- Quantity of flammable material: the potential loss will be greater the quantity of hazardous material in the process or in storage. The factor to apply depends on the physical state and hazardous nature of the process material, and the quantity of material.
- Corrosion and erosion: despite good design and materials selection, some corrosion problems may arise, both internally and externally. The factor to be applied depends on the anticipated corrosion rate.
- Leakage-joints and packing: this factor accounts for the possibility of leakage from gaskets. Pump and other shaft seals and packed glands. The factor varies from 0.1 where there is the possibility of minor leaks, to 1.5 for process that have slight glasses, bellows or other expansion joints.

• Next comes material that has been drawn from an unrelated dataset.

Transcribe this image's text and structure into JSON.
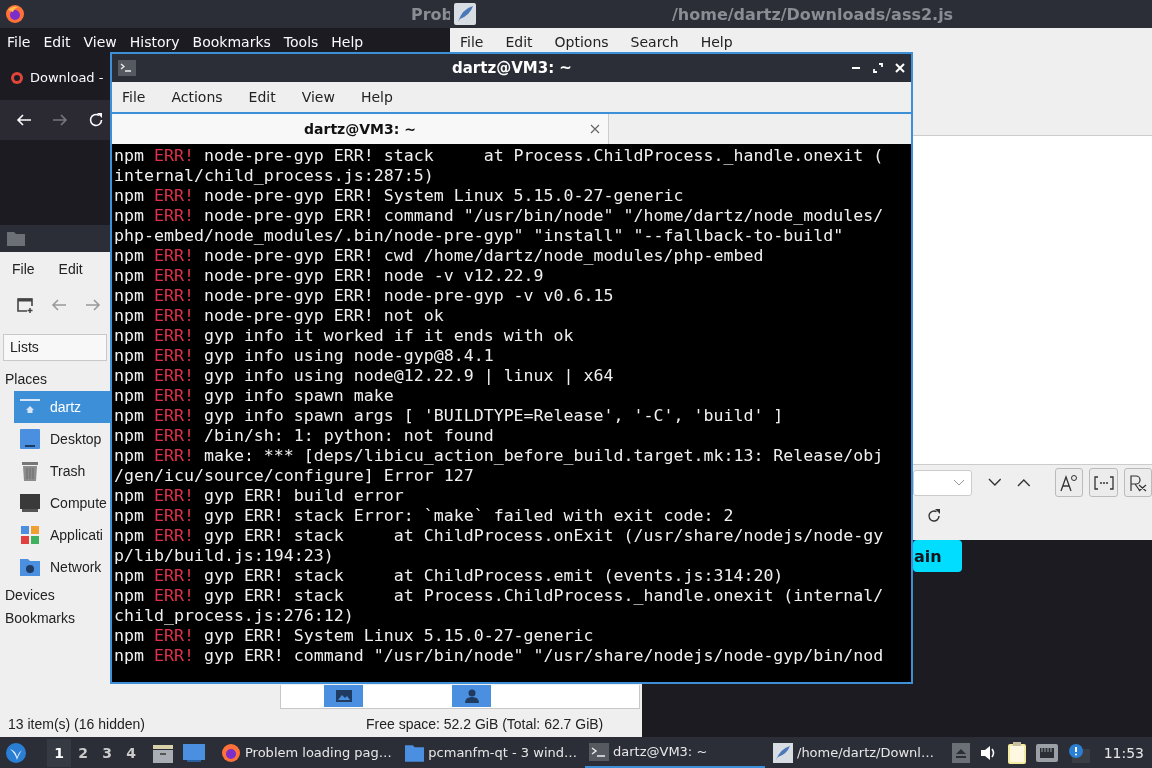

- Use of fired heaters: the presence of boilers or furnaces, heated by the combustion of fuels, increases the probability of ignition should a leak of flammable material occur from a process unit. The risk involved will depend on the sitting of the fired equipment and the flash point of the process material.
- Hot oil heat exchange system: most special heat exchange fluids are flammable and are often used above their flash points; so their use in a unit increases the risk of fire or explosion. The factor to apply depends on the quantity and whether the fluid is above or below its flash point.
- Rotating equipment: this factor accounts for the hazard arising from the use of large pieces of rotating equipment: compressors, centrifuges, and some mixers.
Basic preventative and protective measure
The basic safety and fire protective measures that should be included in all chemical process design are listed below. This list is bases on that given in the Dow Guide, with some minor amendments.
- Adequate, and secure, water supplies for fire fighting.
- Correct structural design of vessels, piping, steel work.
- Pressure-relief devices.
- Corrosion-resistant materials and adequate corrosion allowances.
- Segregation of reactive materials.
- Earthing of electrical equipment.
- Safe location of auxiliary electrical equipment, transformers, switches gear.
- Provision of back-up utility supplies and services.
- Compliance with national codes and standards.
- Fail-safe instrumentation.
- Provision for access of emergency vehicles and the evacuation of personnel.
- Adequate drainage for spills and fire-fighting water.
- Insulation of hot surfaces.
- No glass equipment used for flammable or hazardous materials, unless no suitable alternative is available.
- Adequate separation of hazardous equipment.
- Protection of pipe racks and cable trays from fire.
- Provision of block valves on lines to main processing areas.
- Protection of fired equipment (heaters, furnaces) against accidental explosion and fire.
- Safe design and location of control rooms.